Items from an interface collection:

----------

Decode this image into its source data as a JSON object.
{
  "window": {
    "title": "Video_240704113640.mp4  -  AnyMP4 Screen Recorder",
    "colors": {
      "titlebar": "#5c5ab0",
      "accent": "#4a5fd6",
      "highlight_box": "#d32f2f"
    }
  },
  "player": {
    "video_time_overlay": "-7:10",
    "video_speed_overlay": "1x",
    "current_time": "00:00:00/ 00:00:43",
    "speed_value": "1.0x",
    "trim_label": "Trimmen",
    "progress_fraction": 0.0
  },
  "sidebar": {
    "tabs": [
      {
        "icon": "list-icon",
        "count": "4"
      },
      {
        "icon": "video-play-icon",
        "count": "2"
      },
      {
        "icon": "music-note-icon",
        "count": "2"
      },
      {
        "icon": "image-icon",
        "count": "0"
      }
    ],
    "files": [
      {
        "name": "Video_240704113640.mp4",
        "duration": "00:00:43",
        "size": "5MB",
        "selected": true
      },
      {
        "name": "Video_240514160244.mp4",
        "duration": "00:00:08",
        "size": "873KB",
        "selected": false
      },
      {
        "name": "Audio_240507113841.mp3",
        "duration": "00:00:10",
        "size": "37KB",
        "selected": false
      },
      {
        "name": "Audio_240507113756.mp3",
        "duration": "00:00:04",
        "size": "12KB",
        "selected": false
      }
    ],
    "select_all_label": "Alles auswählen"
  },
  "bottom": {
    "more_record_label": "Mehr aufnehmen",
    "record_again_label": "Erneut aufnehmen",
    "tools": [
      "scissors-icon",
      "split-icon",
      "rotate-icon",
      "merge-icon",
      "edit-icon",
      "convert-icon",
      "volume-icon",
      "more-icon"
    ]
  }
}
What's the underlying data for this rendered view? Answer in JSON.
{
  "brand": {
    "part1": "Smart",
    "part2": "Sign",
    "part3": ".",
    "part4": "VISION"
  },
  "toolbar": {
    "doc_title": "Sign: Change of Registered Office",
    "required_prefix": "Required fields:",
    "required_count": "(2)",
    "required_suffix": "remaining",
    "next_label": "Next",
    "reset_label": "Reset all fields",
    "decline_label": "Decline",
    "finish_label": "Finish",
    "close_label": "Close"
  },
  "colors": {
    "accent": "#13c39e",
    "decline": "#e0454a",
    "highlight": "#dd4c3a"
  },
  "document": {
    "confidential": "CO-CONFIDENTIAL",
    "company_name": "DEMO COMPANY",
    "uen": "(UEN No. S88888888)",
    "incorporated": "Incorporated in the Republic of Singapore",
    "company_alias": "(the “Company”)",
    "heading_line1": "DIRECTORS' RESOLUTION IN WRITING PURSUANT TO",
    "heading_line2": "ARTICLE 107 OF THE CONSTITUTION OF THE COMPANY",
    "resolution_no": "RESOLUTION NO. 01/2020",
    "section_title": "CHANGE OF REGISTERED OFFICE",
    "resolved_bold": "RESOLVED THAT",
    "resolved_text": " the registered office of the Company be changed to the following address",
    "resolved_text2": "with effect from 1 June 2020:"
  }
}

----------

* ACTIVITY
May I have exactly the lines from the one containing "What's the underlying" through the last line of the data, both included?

* TASK RESULT
What's the underlying data for this rendered view? Answer in JSON.
{
  "brand": {
    "part1": "Smart",
    "part2": "Sign",
    "part3": ".",
    "part4": "VISION"
  },
  "toolbar": {
    "doc_title": "Sign: Change of Registered Office",
    "required_prefix": "Required fields:",
    "required_count": "(2)",
    "required_suffix": "remaining",
    "next_label": "Next",
    "reset_label": "Reset all fields",
    "decline_label": "Decline",
    "finish_label": "Finish",
    "close_label": "Close"
  },
  "colors": {
    "accent": "#13c39e",
    "decline": "#e0454a",
    "highlight": "#dd4c3a"
  },
  "document": {
    "confidential": "CO-CONFIDENTIAL",
    "company_name": "DEMO COMPANY",
    "uen": "(UEN No. S88888888)",
    "incorporated": "Incorporated in the Republic of Singapore",
    "company_alias": "(the “Company”)",
    "heading_line1": "DIRECTORS' RESOLUTION IN WRITING PURSUANT TO",
    "heading_line2": "ARTICLE 107 OF THE CONSTITUTION OF THE COMPANY",
    "resolution_no": "RESOLUTION NO. 01/2020",
    "section_title": "CHANGE OF REGISTERED OFFICE",
    "resolved_bold": "RESOLVED THAT",
    "resolved_text": " the registered office of the Company be changed to the following address",
    "resolved_text2": "with effect from 1 June 2020:"
  }
}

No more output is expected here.